Even as crude prices hover near four-year highs, U.S. oilfield service firms’ third-quarter results due out in coming days will reflect a shaky recovery, as their customers face drilling constraints and pressure to hold down spending. Oil producers are holding off finishing new wells, and cost pressures from tight labor markets and U.S. tariffs on imported steel are driving up service firms’ costs.
LNG stuck in the slow lane
Tim Gosling and Mark Smedley, Natural Gas News Magazine, October 17, 2018

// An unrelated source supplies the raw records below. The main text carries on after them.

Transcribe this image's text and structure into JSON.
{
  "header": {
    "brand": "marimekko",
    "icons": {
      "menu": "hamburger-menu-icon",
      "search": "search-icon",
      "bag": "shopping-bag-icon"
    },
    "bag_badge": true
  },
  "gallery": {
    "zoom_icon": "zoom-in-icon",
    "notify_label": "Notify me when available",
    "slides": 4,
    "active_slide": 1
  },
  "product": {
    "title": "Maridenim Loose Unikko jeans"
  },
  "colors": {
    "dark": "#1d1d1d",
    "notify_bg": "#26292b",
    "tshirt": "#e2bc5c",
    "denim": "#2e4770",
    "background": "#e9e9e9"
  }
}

Mulling its role in a global low-emissions energy system, the gas industry is eyeing any and every opportunity. Powering more of the world’s shipping with LNG sits high on that list, but development is stuck in the slow lane. A panel at Gastech in Barcelona struggled on September 19 to find out why. In LNG’s corner are drastic new emissions limits imposed on the maritime industry with a tight timeline. The International Maritime Organization (IMO) announced in October 2016 it will limit the sulphur content of marine fuel to 0.5% from January 1, 2020, a checkpoint towards a bid to halve carbon emissions by 2050. The IMO now caps sulphur content globally at 3.5%, but a cap of 0.1% sulphur already exists in northern Europe, around North America, Hawaii and much of the Caribbean. This will remain unaffected by 2020 change.
China and the US both have strategic designs for Greenland
Martin Breum, Arctic Today, October 17, 2018
Two seemingly unrelated messages, reaching us only a few days apart, recently revealed how Greenland occupies an increasingly strategic place in today’s geopolitics. One of the messages might mean that the U.S. will soon send more troops, planes and other military equipment to Greenland; the other means that China’s growing and apparently semi-secret Arctic ambitions should probably be scrutinized in a new light.
Our Take: Many countries have great concerns about China investing in their countries and will go to great extents to prevent it.